First, the owner is sent a letter asking him to appear before the commission to plead his case.
Building Inspector Paul Dawes said several letters have been sent to Arlington owner Dr. Thomas Vaughn, and the majority of the letters have been returned by the postal department.
Now, nearly a year later since the ruling was handed down, Dawes has been instructed by the preservation commission to proceed with criminal charges against Vaughn.
“I have signed the affidavit and we are awaiting action by the municipal judge,” Dawes said.
Municipal Judge Jim Blough could not be reached for comment.
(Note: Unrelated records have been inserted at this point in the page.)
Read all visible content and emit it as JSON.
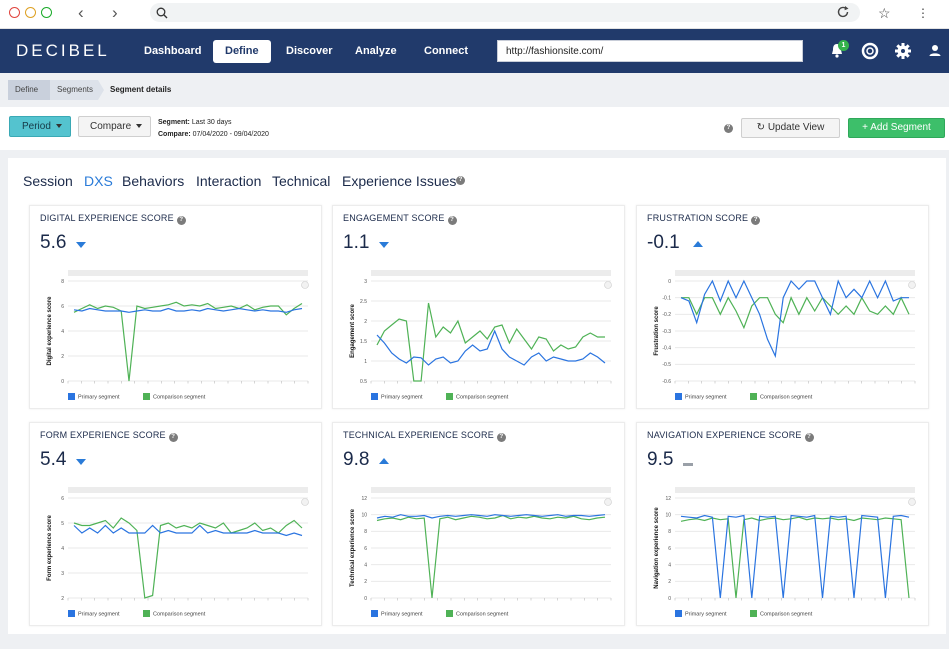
{
  "browser": {
    "url": ""
  },
  "app": {
    "logo": "DECIBEL",
    "nav": [
      "Dashboard",
      "Define",
      "Discover",
      "Analyze",
      "Connect"
    ],
    "active_nav": "Define",
    "site_url": "http://fashionsite.com/",
    "notification_count": "1"
  },
  "breadcrumb": [
    "Define",
    "Segments",
    "Segment details"
  ],
  "toolbar": {
    "period_label": "Period",
    "compare_label": "Compare",
    "segment_label": "Segment:",
    "segment_value": "Last 30 days",
    "compare_info_label": "Compare:",
    "compare_info_value": "07/04/2020 - 09/04/2020",
    "update_label": "Update View",
    "add_segment_label": "+ Add Segment"
  },
  "tabs": [
    "Session",
    "DXS",
    "Behaviors",
    "Interaction",
    "Technical",
    "Experience Issues"
  ],
  "active_tab": "DXS",
  "colors": {
    "primary": "#2a74e0",
    "comparison": "#4fb256",
    "accent": "#2a7bd8"
  },
  "legend": {
    "primary": "Primary segment",
    "comparison": "Comparison segment"
  },
  "chart_data": [
    {
      "type": "line",
      "title": "DIGITAL EXPERIENCE SCORE",
      "score": "5.6",
      "trend": "down",
      "ylabel": "Digital experience score",
      "ylim": [
        0,
        8
      ],
      "yticks": [
        0,
        2,
        4,
        6,
        8
      ],
      "series": [
        {
          "name": "Primary segment",
          "values": [
            5.7,
            5.6,
            5.8,
            5.7,
            5.6,
            5.6,
            5.6,
            5.5,
            5.6,
            5.7,
            5.6,
            5.6,
            5.8,
            5.6,
            5.6,
            5.7,
            5.6,
            5.8,
            5.7,
            5.6,
            5.7,
            5.8,
            5.7,
            5.6,
            5.7,
            5.6,
            5.6,
            5.5,
            5.7,
            5.8
          ]
        },
        {
          "name": "Comparison segment",
          "values": [
            5.5,
            5.8,
            6.1,
            5.8,
            6.0,
            5.9,
            5.6,
            0,
            6.0,
            5.8,
            5.9,
            6.0,
            6.1,
            6.3,
            6.0,
            6.1,
            6.0,
            6.2,
            5.8,
            5.9,
            6.0,
            5.8,
            6.1,
            5.7,
            5.9,
            6.0,
            6.0,
            5.3,
            5.8,
            6.2
          ]
        }
      ]
    },
    {
      "type": "line",
      "title": "ENGAGEMENT SCORE",
      "score": "1.1",
      "trend": "down",
      "ylabel": "Engagement score",
      "ylim": [
        0.5,
        3
      ],
      "yticks": [
        0.5,
        1,
        1.5,
        2,
        2.5,
        3
      ],
      "series": [
        {
          "name": "Primary segment",
          "values": [
            1.65,
            1.45,
            1.2,
            1.05,
            0.95,
            1.1,
            1.08,
            0.9,
            1.05,
            1.1,
            0.95,
            1.0,
            1.25,
            1.4,
            1.25,
            1.3,
            1.75,
            1.3,
            1.1,
            1.0,
            0.9,
            1.1,
            1.2,
            1.0,
            1.1,
            1.05,
            1.0,
            1.0,
            1.05,
            1.2,
            1.1,
            0.95
          ]
        },
        {
          "name": "Comparison segment",
          "values": [
            1.4,
            1.75,
            1.9,
            2.05,
            2.0,
            0,
            0,
            2.45,
            1.6,
            1.85,
            1.7,
            2.0,
            1.45,
            1.6,
            1.75,
            1.55,
            1.85,
            1.9,
            1.45,
            1.8,
            1.55,
            1.3,
            1.6,
            1.55,
            1.25,
            1.4,
            1.3,
            1.35,
            1.6,
            1.7,
            1.6,
            1.6
          ]
        }
      ]
    },
    {
      "type": "line",
      "title": "FRUSTRATION SCORE",
      "score": "-0.1",
      "trend": "up",
      "ylabel": "Frustration score",
      "ylim": [
        -0.6,
        0
      ],
      "yticks": [
        -0.6,
        -0.5,
        -0.4,
        -0.3,
        -0.2,
        -0.1,
        0
      ],
      "series": [
        {
          "name": "Primary segment",
          "values": [
            -0.1,
            -0.12,
            -0.25,
            -0.08,
            0,
            -0.12,
            0,
            -0.1,
            0,
            -0.1,
            -0.2,
            -0.35,
            -0.45,
            -0.1,
            0,
            -0.05,
            0,
            0,
            -0.1,
            -0.2,
            0,
            -0.1,
            -0.05,
            -0.1,
            0,
            -0.1,
            0,
            -0.12,
            -0.1,
            -0.1
          ]
        },
        {
          "name": "Comparison segment",
          "values": [
            -0.1,
            -0.1,
            -0.2,
            -0.1,
            -0.1,
            -0.2,
            -0.1,
            -0.18,
            -0.28,
            -0.15,
            -0.1,
            -0.1,
            -0.2,
            -0.25,
            -0.1,
            -0.2,
            -0.1,
            -0.18,
            -0.1,
            -0.15,
            -0.2,
            -0.15,
            -0.2,
            -0.1,
            -0.18,
            -0.2,
            -0.15,
            -0.2,
            -0.1,
            -0.2
          ]
        }
      ]
    },
    {
      "type": "line",
      "title": "FORM EXPERIENCE SCORE",
      "score": "5.4",
      "trend": "down",
      "ylabel": "Form experience score",
      "ylim": [
        2,
        6
      ],
      "yticks": [
        2,
        3,
        4,
        5,
        6
      ],
      "series": [
        {
          "name": "Primary segment",
          "values": [
            4.9,
            4.6,
            4.8,
            4.6,
            4.9,
            4.6,
            4.8,
            4.6,
            4.6,
            4.6,
            4.9,
            4.6,
            4.7,
            4.6,
            4.6,
            4.6,
            4.9,
            4.6,
            4.7,
            4.6,
            4.6,
            4.6,
            4.6,
            4.7,
            4.6,
            4.6,
            4.6,
            4.5,
            4.6,
            4.5
          ]
        },
        {
          "name": "Comparison segment",
          "values": [
            5.0,
            4.9,
            4.9,
            5.0,
            5.1,
            4.8,
            5.2,
            5.0,
            4.7,
            2,
            2.1,
            4.9,
            5.0,
            4.8,
            4.9,
            4.8,
            5.0,
            4.9,
            4.8,
            5.0,
            4.6,
            4.7,
            4.8,
            5.0,
            4.7,
            4.8,
            4.6,
            4.9,
            5.1,
            4.8
          ]
        }
      ]
    },
    {
      "type": "line",
      "title": "TECHNICAL EXPERIENCE SCORE",
      "score": "9.8",
      "trend": "up",
      "ylabel": "Technical experience score",
      "ylim": [
        0,
        12
      ],
      "yticks": [
        0,
        2,
        4,
        6,
        8,
        10,
        12
      ],
      "series": [
        {
          "name": "Primary segment",
          "values": [
            9.6,
            9.8,
            9.7,
            10,
            9.8,
            9.8,
            9.9,
            9.6,
            9.8,
            9.9,
            9.8,
            9.9,
            10,
            9.9,
            9.8,
            10,
            9.9,
            9.8,
            9.9,
            10,
            9.9,
            9.8,
            9.9,
            10,
            9.8,
            9.9,
            9.9,
            9.8,
            9.9,
            10
          ]
        },
        {
          "name": "Comparison segment",
          "values": [
            9.3,
            9.5,
            9.6,
            9.4,
            9.7,
            9.5,
            9.6,
            0,
            9.5,
            9.7,
            9.4,
            9.6,
            9.8,
            9.7,
            9.5,
            9.6,
            9.9,
            9.5,
            9.7,
            9.6,
            9.8,
            9.6,
            9.5,
            9.7,
            9.6,
            9.8,
            9.5,
            9.4,
            9.6,
            9.7
          ]
        }
      ]
    },
    {
      "type": "line",
      "title": "NAVIGATION EXPERIENCE SCORE",
      "score": "9.5",
      "trend": "flat",
      "ylabel": "Navigation experience score",
      "ylim": [
        0,
        12
      ],
      "yticks": [
        0,
        2,
        4,
        6,
        8,
        10,
        12
      ],
      "series": [
        {
          "name": "Primary segment",
          "values": [
            9.8,
            9.7,
            9.6,
            9.9,
            9.7,
            0,
            9.8,
            9.7,
            9.9,
            0,
            9.8,
            9.7,
            9.8,
            0,
            9.9,
            9.8,
            9.7,
            9.9,
            0,
            9.8,
            9.7,
            9.8,
            0,
            9.9,
            9.8,
            9.7,
            0,
            9.8,
            9.9,
            9.7
          ]
        },
        {
          "name": "Comparison segment",
          "values": [
            9.2,
            9.4,
            9.5,
            9.3,
            9.6,
            9.4,
            9.5,
            0,
            9.4,
            9.6,
            9.3,
            9.5,
            9.6,
            9.4,
            9.5,
            9.7,
            9.4,
            9.6,
            9.5,
            9.6,
            9.4,
            9.5,
            9.3,
            9.6,
            9.5,
            9.4,
            9.6,
            9.5,
            9.4,
            0
          ]
        }
      ]
    }
  ]
}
“This action against the owner is to obviously make him doubly aware that he needs to do something about it, whether it’s fix the building itself or sell it to allow someone who does have enough interest in the property and financial wherewithal to take over the building,” Dawes said.
If the owner decides to forfeit or donate the property, City Planner John “Rusty” Lewis said the city would not be the best entity to take care of it.
While the city could have the means to properly demolish the building, Lewis said that would be the most unfavorable option.
“It’s a historic landmark in this nation, and we don’t want it knocked down,” he said.
“I think it can be stabilized,” he said.
And he said the city is not in a position to stabilize and rehab the building.
The best agency to handle such a historic property would be the Historic Natchez Foundation, he added.
“If it were going to be donated somewhere, I think they would be better at fostering that building’s survival,” Lewis said.
A multitude of problems plague the building from years of neglect, and recent storms from Dec. 9 and early May could have caused additional wind and rain damage, though it’s been awhile since Dawes has inspected the building, he said.
Dawes said he’s never been involved in a neglect case that resulted in criminal charges..
“Usually something happens before (it gets here) — either (the owner) releases the property to someone else to avoid criminal charges,” he said.
The former First Baptist Church on Main Street was ruled in demolition by neglect during the same preservation commission meeting last year.
Former owner Judy Weatherly pleaded her case for more time, but she eventually put the building back on the market.